- [What to do] Find every line below that contains the word "Yesterday" and copy it out.

- [Given data]
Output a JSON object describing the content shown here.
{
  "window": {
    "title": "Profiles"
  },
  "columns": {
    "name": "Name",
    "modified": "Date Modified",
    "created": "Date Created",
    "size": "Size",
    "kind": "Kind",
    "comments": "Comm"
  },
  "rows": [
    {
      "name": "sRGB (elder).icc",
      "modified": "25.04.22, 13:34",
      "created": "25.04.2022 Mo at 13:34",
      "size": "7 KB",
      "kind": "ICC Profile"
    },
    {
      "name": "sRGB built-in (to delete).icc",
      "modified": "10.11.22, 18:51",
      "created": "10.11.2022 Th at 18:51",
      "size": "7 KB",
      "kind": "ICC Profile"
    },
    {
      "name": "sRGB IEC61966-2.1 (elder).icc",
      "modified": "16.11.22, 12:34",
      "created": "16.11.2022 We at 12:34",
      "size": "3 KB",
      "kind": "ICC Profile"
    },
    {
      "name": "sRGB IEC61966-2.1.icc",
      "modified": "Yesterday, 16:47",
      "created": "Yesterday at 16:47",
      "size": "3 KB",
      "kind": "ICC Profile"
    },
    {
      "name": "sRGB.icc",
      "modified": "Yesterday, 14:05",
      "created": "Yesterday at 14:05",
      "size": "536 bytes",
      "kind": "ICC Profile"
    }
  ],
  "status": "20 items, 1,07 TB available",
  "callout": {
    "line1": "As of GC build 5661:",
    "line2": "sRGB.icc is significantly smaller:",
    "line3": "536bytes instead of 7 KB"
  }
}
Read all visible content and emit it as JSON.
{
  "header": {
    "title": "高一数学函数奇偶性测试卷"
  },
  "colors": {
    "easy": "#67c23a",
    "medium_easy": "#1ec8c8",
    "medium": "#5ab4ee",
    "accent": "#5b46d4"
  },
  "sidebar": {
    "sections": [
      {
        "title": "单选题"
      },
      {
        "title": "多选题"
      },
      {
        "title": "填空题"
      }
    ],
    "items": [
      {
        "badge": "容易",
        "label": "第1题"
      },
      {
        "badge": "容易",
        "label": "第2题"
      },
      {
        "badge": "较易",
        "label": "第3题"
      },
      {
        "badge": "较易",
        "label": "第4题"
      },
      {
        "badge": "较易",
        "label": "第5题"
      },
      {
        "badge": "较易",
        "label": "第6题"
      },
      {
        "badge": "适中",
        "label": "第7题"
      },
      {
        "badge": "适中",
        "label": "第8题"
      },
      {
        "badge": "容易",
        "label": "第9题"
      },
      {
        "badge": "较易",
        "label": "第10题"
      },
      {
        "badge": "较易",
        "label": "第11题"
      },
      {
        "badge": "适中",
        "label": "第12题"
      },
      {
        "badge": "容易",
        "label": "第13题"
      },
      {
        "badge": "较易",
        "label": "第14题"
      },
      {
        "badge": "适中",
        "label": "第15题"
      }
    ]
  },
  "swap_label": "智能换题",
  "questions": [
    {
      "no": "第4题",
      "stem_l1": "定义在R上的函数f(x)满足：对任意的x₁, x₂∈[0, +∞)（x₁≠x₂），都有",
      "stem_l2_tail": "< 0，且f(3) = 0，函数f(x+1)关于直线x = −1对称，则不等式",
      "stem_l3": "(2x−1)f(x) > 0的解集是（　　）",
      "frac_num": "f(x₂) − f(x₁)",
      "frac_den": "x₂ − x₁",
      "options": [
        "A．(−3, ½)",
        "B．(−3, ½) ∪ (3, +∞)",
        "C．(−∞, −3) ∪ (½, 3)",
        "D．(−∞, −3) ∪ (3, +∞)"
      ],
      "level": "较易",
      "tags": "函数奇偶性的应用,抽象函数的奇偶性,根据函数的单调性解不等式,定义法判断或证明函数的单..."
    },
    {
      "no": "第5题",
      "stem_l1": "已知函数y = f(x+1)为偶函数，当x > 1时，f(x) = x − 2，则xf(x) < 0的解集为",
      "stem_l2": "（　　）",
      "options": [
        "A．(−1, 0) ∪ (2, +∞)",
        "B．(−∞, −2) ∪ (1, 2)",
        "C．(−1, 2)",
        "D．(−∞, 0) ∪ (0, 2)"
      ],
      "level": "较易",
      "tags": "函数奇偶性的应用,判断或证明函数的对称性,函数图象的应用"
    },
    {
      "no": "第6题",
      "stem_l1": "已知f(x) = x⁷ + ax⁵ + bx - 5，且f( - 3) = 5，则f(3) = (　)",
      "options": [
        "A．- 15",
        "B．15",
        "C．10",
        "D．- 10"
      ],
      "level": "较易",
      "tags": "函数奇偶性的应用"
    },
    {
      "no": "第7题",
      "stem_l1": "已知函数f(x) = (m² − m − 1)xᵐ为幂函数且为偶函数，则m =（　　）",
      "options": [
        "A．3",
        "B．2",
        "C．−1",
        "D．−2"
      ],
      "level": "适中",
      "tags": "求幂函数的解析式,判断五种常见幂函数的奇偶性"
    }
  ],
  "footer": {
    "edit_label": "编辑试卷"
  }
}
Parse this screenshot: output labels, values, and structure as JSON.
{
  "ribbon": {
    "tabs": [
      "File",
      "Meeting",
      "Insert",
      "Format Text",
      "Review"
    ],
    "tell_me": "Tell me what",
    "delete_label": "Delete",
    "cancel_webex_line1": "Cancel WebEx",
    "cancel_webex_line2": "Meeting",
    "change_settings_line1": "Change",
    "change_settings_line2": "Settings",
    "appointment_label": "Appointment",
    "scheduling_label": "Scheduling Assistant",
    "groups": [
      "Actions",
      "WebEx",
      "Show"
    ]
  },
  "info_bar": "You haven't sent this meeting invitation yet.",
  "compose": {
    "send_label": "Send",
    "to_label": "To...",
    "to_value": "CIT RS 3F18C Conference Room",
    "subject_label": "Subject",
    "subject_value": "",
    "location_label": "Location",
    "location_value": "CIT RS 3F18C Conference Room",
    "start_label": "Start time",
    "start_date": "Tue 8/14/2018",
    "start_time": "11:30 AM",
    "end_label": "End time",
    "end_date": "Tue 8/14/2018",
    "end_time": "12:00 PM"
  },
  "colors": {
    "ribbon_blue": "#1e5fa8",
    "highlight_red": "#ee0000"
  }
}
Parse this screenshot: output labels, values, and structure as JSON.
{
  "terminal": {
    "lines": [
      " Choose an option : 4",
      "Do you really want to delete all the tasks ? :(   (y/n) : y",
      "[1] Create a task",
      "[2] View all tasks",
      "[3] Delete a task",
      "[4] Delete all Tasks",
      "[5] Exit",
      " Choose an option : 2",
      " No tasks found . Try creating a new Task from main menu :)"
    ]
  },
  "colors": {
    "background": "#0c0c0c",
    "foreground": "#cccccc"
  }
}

- [Answer to the problem]
      "modified": "Yesterday, 16:47",
      "created": "Yesterday at 16:47",
      "modified": "Yesterday, 14:05",
      "created": "Yesterday at 14:05",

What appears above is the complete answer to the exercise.